The principle that ‘acting in good faith’ under emergency regulations does not include illegal acts has been long established. In the good old days, journalists virtually lived off court cases; one such being the Premawathi Manamperi case of 1971 where an Army officer killed a young woman in Kataragama while quelling the first JVP insurgency. When taken to court, the officer pleaded that his superior officer had told him to ‘bump them off’ and he was only following orders. The court decided that no one was bound to obey an order that was manifestly illegal and that the responsibility lay with the officer who had committed the act irrespective of whether he was ordered to do so or not. There are many factual and legal errors that need to be corrected in the EC’s final report, which are too numerous to deal with in one article.
Just to sign off, we might point out one more.
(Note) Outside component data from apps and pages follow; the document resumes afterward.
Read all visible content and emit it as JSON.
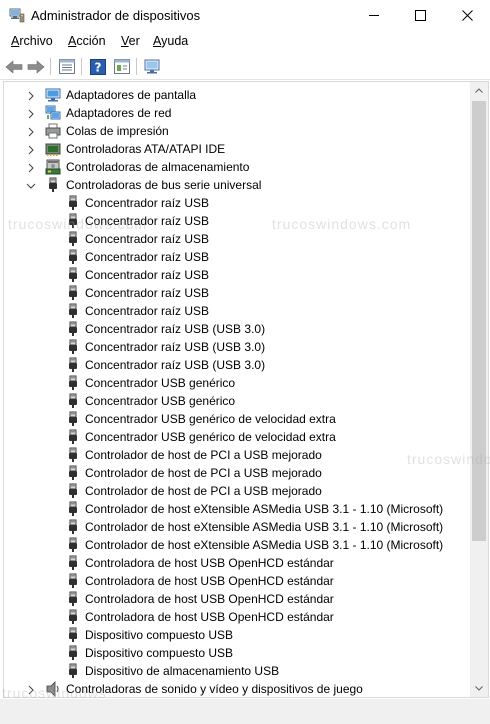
{
  "window": {
    "title": "Administrador de dispositivos"
  },
  "menu": [
    {
      "label_u": "A",
      "label_rest": "rchivo"
    },
    {
      "label_u": "A",
      "label_rest": "cción"
    },
    {
      "label_u": "V",
      "label_rest": "er"
    },
    {
      "label_u": "A",
      "label_rest": "yuda"
    }
  ],
  "watermark": {
    "text": "trucoswindows.com",
    "text_partial": "trucoswindo",
    "text_left": "trucoswindows"
  },
  "tree": {
    "categories_top": [
      {
        "label": "Adaptadores de pantalla",
        "icon": "display-adapter-icon"
      },
      {
        "label": "Adaptadores de red",
        "icon": "network-adapter-icon"
      },
      {
        "label": "Colas de impresión",
        "icon": "printer-icon"
      },
      {
        "label": "Controladoras ATA/ATAPI IDE",
        "icon": "ide-controller-icon"
      },
      {
        "label": "Controladoras de almacenamiento",
        "icon": "storage-controller-icon"
      }
    ],
    "expanded_category": {
      "label": "Controladoras de bus serie universal",
      "icon": "usb-icon"
    },
    "usb_devices": [
      "Concentrador raíz USB",
      "Concentrador raíz USB",
      "Concentrador raíz USB",
      "Concentrador raíz USB",
      "Concentrador raíz USB",
      "Concentrador raíz USB",
      "Concentrador raíz USB",
      "Concentrador raíz USB (USB 3.0)",
      "Concentrador raíz USB (USB 3.0)",
      "Concentrador raíz USB (USB 3.0)",
      "Concentrador USB genérico",
      "Concentrador USB genérico",
      "Concentrador USB genérico de velocidad extra",
      "Concentrador USB genérico de velocidad extra",
      "Controlador de host de PCI a USB mejorado",
      "Controlador de host de PCI a USB mejorado",
      "Controlador de host de PCI a USB mejorado",
      "Controlador de host eXtensible ASMedia USB 3.1 - 1.10 (Microsoft)",
      "Controlador de host eXtensible ASMedia USB 3.1 - 1.10 (Microsoft)",
      "Controlador de host eXtensible ASMedia USB 3.1 - 1.10 (Microsoft)",
      "Controladora de host USB OpenHCD estándar",
      "Controladora de host USB OpenHCD estándar",
      "Controladora de host USB OpenHCD estándar",
      "Controladora de host USB OpenHCD estándar",
      "Dispositivo compuesto USB",
      "Dispositivo compuesto USB",
      "Dispositivo de almacenamiento USB"
    ],
    "categories_bottom": [
      {
        "label": "Controladoras de sonido y vídeo y dispositivos de juego",
        "icon": "speaker-icon"
      }
    ]
  }
}
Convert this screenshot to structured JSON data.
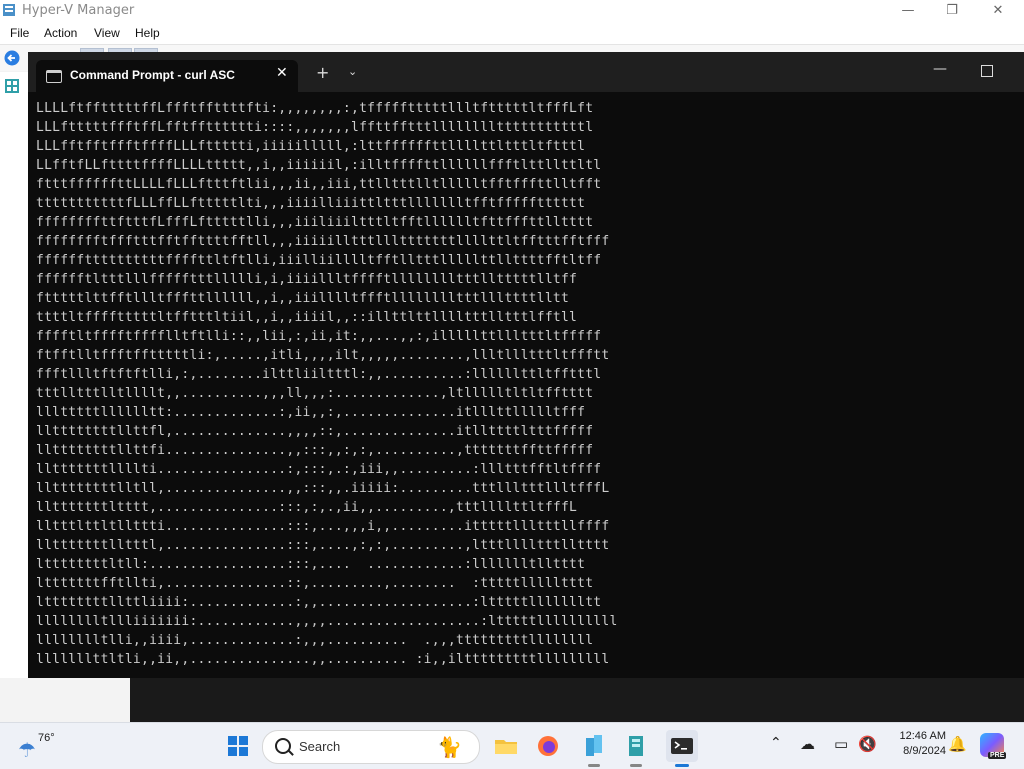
{
  "hyperv": {
    "title": "Hyper-V Manager",
    "menu": [
      "File",
      "Action",
      "View",
      "Help"
    ],
    "window_controls": {
      "minimize": "—",
      "maximize": "❐",
      "close": "✕"
    }
  },
  "terminal": {
    "tab_title": "Command Prompt - curl  ASC",
    "tab_close": "✕",
    "new_tab": "+",
    "dropdown": "⌄",
    "minimize": "—",
    "lines": [
      "LLLLftfftttttffLffftffttttfti:,,,,,,,,:,tffffftttttllltftttttltfffLft",
      "LLLftttttffftffLfftfftttttti::::,,,,,,,lffttfftttlllllllltttttttttttl",
      "LLLfftfftffftffffLLLfttttti,iiiiilllll,:lttffffffttllllttltttltftttl",
      "LLfftfLLfttttffffLLLLttttt,,i,,iiiiiil,:illtffffttllllllffftlttllttltl",
      "ftttffffffttLLLLfLLLftttftlii,,,ii,,iii,ttlltttlltllllltfftfffttlltfft",
      "tttttttttttfLLLffLLftttttlti,,,iiiilliiittltttllllllltfftffffftttttt",
      "ffffffffttftttfLfffLftttttlli,,,iiiliiiltttltfftlllllltfttfffttlltttt",
      "fffffffftffftttfftffttttfftll,,,iiiiilltttllltttttttllllttltfftttfftfff",
      "ffffffttttttttttffffttltftlli,iiilliilllltfftlltttlllllttllttttfftltff",
      "fffffftltttlllffffftttllllli,i,iiiillltfffftlllllllltttlltttttlltff",
      "ftttttlttfftllltfffttllllll,,i,,iiilllltffftlllllllltttlllttttlltt",
      "ttttltfffftttttltfftttltiil,,i,,iiiil,,::illttlttlllltttlltttlfftll",
      "fffftltfffftfffflltftlli::,,lii,:,ii,it:,,...,,:,illlllttllltttltfffff",
      "ftfftlltffftfftttttli:,.....,itli,,,,ilt,,,,,........,llltllltttltffftt",
      "ffftllltftftftlli,:,........ilttliiltttl:,,..........:llllllttltfftttl",
      "tttlltttlltllllt,,..........,,,ll,,,:.............,ltllllltltltfftttt",
      "llltttttlllllltt:.............:,ii,,:,..............itlllttllllltfff",
      "llttttttttllttfl,..............,,,,::,..............itllttttltttfffff",
      "llttttttttllttfi...............,,:::,,:,:,..........,tttttttffttfffff",
      "lltttttttllllti................:,:::,.:,iii,,.........:llltttfftltffff",
      "llttttttttlltll,...............,,:::,,.iiiii:.........tttllltttllltfffL",
      "lltttttttltttt,...............:::,:,.,ii,,.........,tttllllttltfffL",
      "lltttlttltllttti...............:::,...,,,i,,.........itttttllltttllffff",
      "lltttttttlltttl,...............:::,....,:,:,.........,ltttlllltttlltttt",
      "lttttttttltll:.................:::,....  ............:llllllltlltttt",
      "ltttttttfftllti,...............::,.........,........  :tttttllllltttt",
      "lttttttttllttliiii:.............:,,...................:ltttttllllllltt",
      "lllllllltllliiiiiii:............,,,,...................:ltttttllllllllll",
      "lllllllltlli,,iiii,.............:,,,..........  .,,,tttttttttllllllll",
      "lllllllttltli,,ii,,...............,,.......... :i,,iltttttttttlllllllll"
    ]
  },
  "taskbar": {
    "weather_temp": "76°",
    "weather_icon": "cloud-rain-icon",
    "search_placeholder": "Search",
    "time": "12:46 AM",
    "date": "8/9/2024",
    "copilot_badge": "PRE"
  }
}
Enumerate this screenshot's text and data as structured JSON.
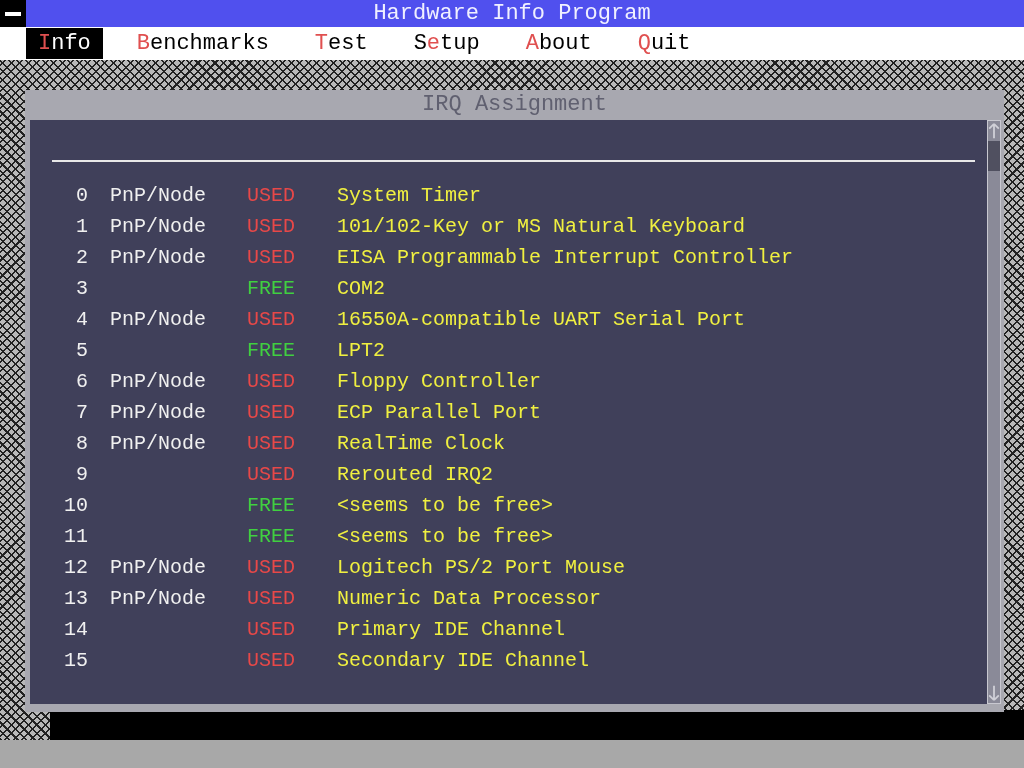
{
  "window": {
    "title": "Hardware Info Program"
  },
  "menu": [
    {
      "key": "I",
      "post": "nfo",
      "selected": true
    },
    {
      "key": "B",
      "post": "enchmarks",
      "selected": false
    },
    {
      "key": "T",
      "post": "est",
      "selected": false
    },
    {
      "pre": "S",
      "key": "e",
      "post": "tup",
      "selected": false
    },
    {
      "key": "A",
      "post": "bout",
      "selected": false
    },
    {
      "key": "Q",
      "post": "uit",
      "selected": false
    }
  ],
  "dialog": {
    "title": "IRQ Assignment",
    "rows": [
      {
        "irq": "0",
        "source": "PnP/Node",
        "status": "USED",
        "free": false,
        "device": "System Timer"
      },
      {
        "irq": "1",
        "source": "PnP/Node",
        "status": "USED",
        "free": false,
        "device": "101/102-Key or MS Natural Keyboard"
      },
      {
        "irq": "2",
        "source": "PnP/Node",
        "status": "USED",
        "free": false,
        "device": "EISA Programmable Interrupt Controller"
      },
      {
        "irq": "3",
        "status": "FREE",
        "free": true,
        "device": "COM2"
      },
      {
        "irq": "4",
        "source": "PnP/Node",
        "status": "USED",
        "free": false,
        "device": "16550A-compatible UART Serial Port"
      },
      {
        "irq": "5",
        "status": "FREE",
        "free": true,
        "device": "LPT2"
      },
      {
        "irq": "6",
        "source": "PnP/Node",
        "status": "USED",
        "free": false,
        "device": "Floppy Controller"
      },
      {
        "irq": "7",
        "source": "PnP/Node",
        "status": "USED",
        "free": false,
        "device": "ECP Parallel Port"
      },
      {
        "irq": "8",
        "source": "PnP/Node",
        "status": "USED",
        "free": false,
        "device": "RealTime Clock"
      },
      {
        "irq": "9",
        "status": "USED",
        "free": false,
        "device": "Rerouted IRQ2"
      },
      {
        "irq": "10",
        "status": "FREE",
        "free": true,
        "device": "<seems to be free>"
      },
      {
        "irq": "11",
        "status": "FREE",
        "free": true,
        "device": "<seems to be free>"
      },
      {
        "irq": "12",
        "source": "PnP/Node",
        "status": "USED",
        "free": false,
        "device": "Logitech PS/2 Port Mouse"
      },
      {
        "irq": "13",
        "source": "PnP/Node",
        "status": "USED",
        "free": false,
        "device": "Numeric Data Processor"
      },
      {
        "irq": "14",
        "status": "USED",
        "free": false,
        "device": "Primary IDE Channel"
      },
      {
        "irq": "15",
        "status": "USED",
        "free": false,
        "device": "Secondary IDE Channel"
      }
    ]
  }
}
The EC final report quoting Amnesty International says that the IDP camps in the north were severely overcrowded, and had inadequate water, sanitation, food and health care. However, two high ranking UN officials, Walter Kaelin and Lynn Pascoe, visited these camps some weeks before the EC final report was put out and they did not report such a situation. Besides, about a week before the EC report came out, ten politicians from Tamil Nadu visited the camps and left generally satisfied. If what the EC said about the camps was true, there would be riots in Tamil Nadu by now. So perhaps some statements in the final EC report need revision. If the EC has been flexible enough to announce that they would be willing to review their recommendation to the EU Council, there is no reason to fear that they would refuse to appropriately amend some of the things said in their final report. In the coming weeks, engagement, not alienation, should be the key word, and a mutually agreed road map to address concerns while extending the operation of GSP+ is the solution.